Throughout the evening, Sparks, Smith, and Chua encouraged others to speak up, share advice, and ask questions.  

A “Deaf Pair Programming Experiment” took place a few nights later. Chua and Smith organized this event with the aim of working on a project originally started by Smith: an application that allows people to sign up for text alerts from the Bay Area Rapid Transit (BART), and allows users to register for updates on stations that they actually use regularly. This event was intended to function as a mini-hackathon, but it was also an opportunity for two deaf/hoh people to find ways to effectively communicate with each other while working on a project.

The two began by explaining the project to the observing students before diving in. Work started with Smith explaining to Chua what he had already completed on the project and where he hoped they would get to by the end of the evening. This process led to a set of interesting communication difficulties. Much of the conversation on the first session focused on the challenges faced by non-hearing people conversing with hearing people, but there are also difficulties that arise when multiple non-hearing people work together on visual projects. Smith had to explain the specific code and coding language; this involved a lot of referencing towards a computer screen.

Due to the visual nature of communicating without sound, trying to talk to one another while also looking at a computer screen turned out to be very difficult.

The pair switched between different methods of talking to each other multiple times.
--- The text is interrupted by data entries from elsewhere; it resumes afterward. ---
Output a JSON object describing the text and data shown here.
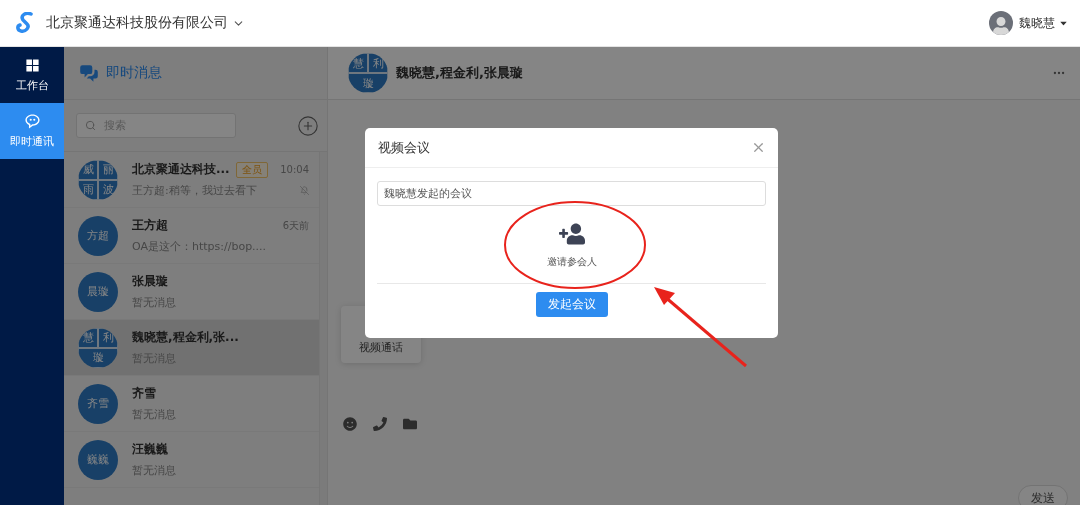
{
  "header": {
    "company": "北京聚通达科技股份有限公司",
    "user": "魏晓慧"
  },
  "nav": [
    {
      "label": "工作台",
      "selected": false
    },
    {
      "label": "即时通讯",
      "selected": true
    }
  ],
  "conversations": {
    "title": "即时消息",
    "search_placeholder": "搜索",
    "items": [
      {
        "avatar": [
          "威",
          "丽",
          "雨",
          "波"
        ],
        "name": "北京聚通达科技...",
        "tag": "全员",
        "time": "10:04",
        "preview": "王方超:稍等，我过去看下",
        "muted": true,
        "selected": false
      },
      {
        "avatar": [
          "方超"
        ],
        "name": "王方超",
        "time": "6天前",
        "preview": "OA是这个：https://bop....",
        "muted": false,
        "selected": false
      },
      {
        "avatar": [
          "晨璇"
        ],
        "name": "张晨璇",
        "preview": "暂无消息",
        "muted": false,
        "selected": false
      },
      {
        "avatar": [
          "慧",
          "利",
          "璇"
        ],
        "name": "魏晓慧,程金利,张...",
        "preview": "暂无消息",
        "muted": false,
        "selected": true
      },
      {
        "avatar": [
          "齐雪"
        ],
        "name": "齐雪",
        "preview": "暂无消息",
        "muted": false,
        "selected": false
      },
      {
        "avatar": [
          "巍巍"
        ],
        "name": "汪巍巍",
        "preview": "暂无消息",
        "muted": false,
        "selected": false
      }
    ]
  },
  "chat": {
    "title": "魏晓慧,程金利,张晨璇",
    "avatar": [
      "慧",
      "利",
      "璇"
    ],
    "popover": [
      "视频通话"
    ],
    "send": "发送"
  },
  "modal": {
    "title": "视频会议",
    "topic": "魏晓慧发起的会议",
    "invite_label": "邀请参会人",
    "start_button": "发起会议"
  },
  "annotation": {
    "kind": "circle_arrow"
  }
}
Initially, CART was available and they tried to use this both as a way to communicate with each other and as a way to allow the non-hearing students who were observing to follow along, however this method required Chua to jump back and forth between the code and the document recording the conversation. They also attempted to use ASL, but again had to jump between watching each other and looking at the code.

Both Smith and Chua also voiced the discussion on and off in an attempt to allow the hearing people present to follow the conversation and problem solving process, but when they were really trying to focus, the voicing would drop off, especially for Chua. At multiple points during the project, Chua and Smith would pause to answer questions from the observing students, and eventually the project was abandoned in favor of a discussion about conversational obstacles when you are non-hearing.

The evening may have started as a hackathon, but it rapidly transformed into a discussion of communication. Many of the resources that exist to facilitate communication for those who are non-hearing are definitely helpful, but are far from perfect.

For instance, working with interpreters can be immensely beneficial for those who are deaf or hard of hearing and who are comfortable using ASL, but it can also be a challenge for both the interpreter and the person using the service. For instance, in a classroom setting the words used in class may not have any specific sign or the interpreter may not understand the concepts, which forces the interpreter to get creative and results in both parties trying to understand phrases that seem like gibberish on the surface.

Certainly by the evening’s end, those who  attended came away with an increased awareness of the ways that those who are deaf or hard of hearing navigate living in a world designed for hearing

by Cassandra Brown '16